The JCAHO remains in denial with O'Leary's response that the editorial "simply misses the mark," (Jan. 3, p. 23) and yet seemingly remains clueless about what needs to be done. Let's examine the JCAHO's improbable logic, lest following the blind lead us into the ditch.
First, the JCAHO's objection to your editorial asserts the organization has been working on reducing medical errors for the past five years, during which time another 500,000 Americans died unnecessarily. There is scant evidence that medical errors have been reduced by the JCAHO's efforts, so should we continue on this track another five? It reminds me of a Texas friend who observed that when people see a snake in Texas, they shoot it. When the JCAHO sees a snake, it sets up a committee on snakes. Then it launches a conference on snakes and sets up a database on snakes. Five years later there are snakes all over the place.
O'Leary proposes that the JCAHO's voluntary reporting system for medical errors has created a "growing database," which says very little, since the database represents only a minuscule percentage of the total number of adverse incidents. He correctly states that voluntary reporting is insufficient and recommends mandatory reporting with statutory protection for such events. Does O'Leary realistically expect that politicians will hold the healthcare system harmless for killing some mother's infant? This fuzzy thinking hasn't taken us anywhere to date and isn't likely to in the future, so let's move on to more workable propositions.
An analogy is that hospitals should operate more like the airline industry, with mandatory reporting of adverse events and full investigative efforts. Under such an approach, error discovery generally leads to punishment only when correct practices were not followed. If such a corrective mechanism were applied in healthcare, it would probably force providers to follow standardized and approved best practices.
Mandating that providers implement best practices would provide the needed impetus to kick into gear knowledge we already have. And the law should also ensure that providers who follow defined and endorsed best practices are protected from prosecution.
Among other actions that might be taken, I have proposed in Raising Standards in American Health Care that each healthcare profession establish best practice clearinghouses. Already beginning to appear on the Internet in the way of defined protocols, these specifics can be downloaded and implemented nationally. The essential core of quality improvement is the removal of variance from a standard. Eventually, professions that did not define best practices might not be reimbursed or allowed to practice.
In defense of this horrific national scandal of ill-defined practices and sloppy compliance, O'Leary tiredly reports that the JCAHO has co-sponsored yet another meeting on medical errors.

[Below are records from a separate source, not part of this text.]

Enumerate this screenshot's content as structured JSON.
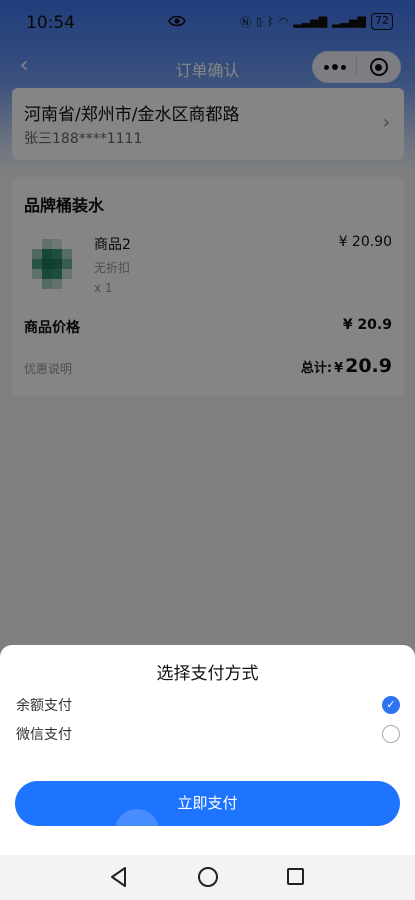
{
  "status_bar": {
    "time": "10:54",
    "icons": [
      "eye-icon",
      "nfc-icon",
      "vibrate-icon",
      "bluetooth-icon",
      "wifi-icon",
      "signal-4g-icon",
      "signal-4g-icon"
    ],
    "battery": "72"
  },
  "nav": {
    "title": "订单确认",
    "back_icon": "chevron-left-icon",
    "capsule": [
      "more-icon",
      "close-target-icon"
    ]
  },
  "address": {
    "line": "河南省/郑州市/金水区商都路",
    "contact": "张三188****1111",
    "arrow_icon": "chevron-right-icon"
  },
  "order": {
    "shop_name": "品牌桶装水",
    "item": {
      "name": "商品2",
      "discount": "无折扣",
      "quantity": "x 1",
      "price": "¥ 20.90"
    },
    "goods_price_label": "商品价格",
    "goods_price_value": "¥ 20.9",
    "promo_label": "优惠说明",
    "total_label": "总计:",
    "total_currency": "¥",
    "total_value": "20.9"
  },
  "payment_sheet": {
    "title": "选择支付方式",
    "options": [
      {
        "label": "余额支付",
        "selected": true
      },
      {
        "label": "微信支付",
        "selected": false
      }
    ],
    "check_glyph": "✓",
    "pay_button": "立即支付"
  },
  "colors": {
    "accent": "#1f74ff",
    "header_top": "#3f76ee"
  }
}
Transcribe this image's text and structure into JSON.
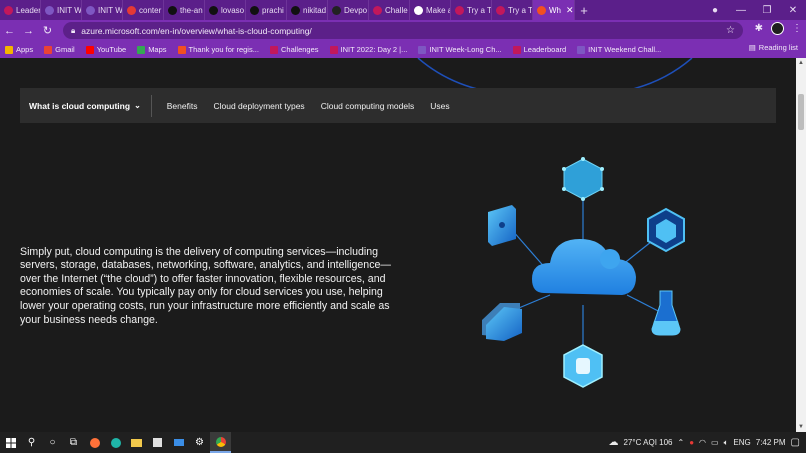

He further asserts that knowledge of what to do "will come from in-depth analyses of medical errors." But don't we already know much of this from the hundreds of reports and research that have been done for years?
A common error among failing staff people is to think the answer lies in yet another stalling study. Effective leaders know that bias for action supersedes data gathering. Put another way, what do we already know that can be put into practice now? Courage and action are called for, components sadly missing in this recent JCAHO commentary.
V. Clayton Sherman
Chairman, Management House
Boynton Beach, Fla.
Author, Raising Standards in
American Health Care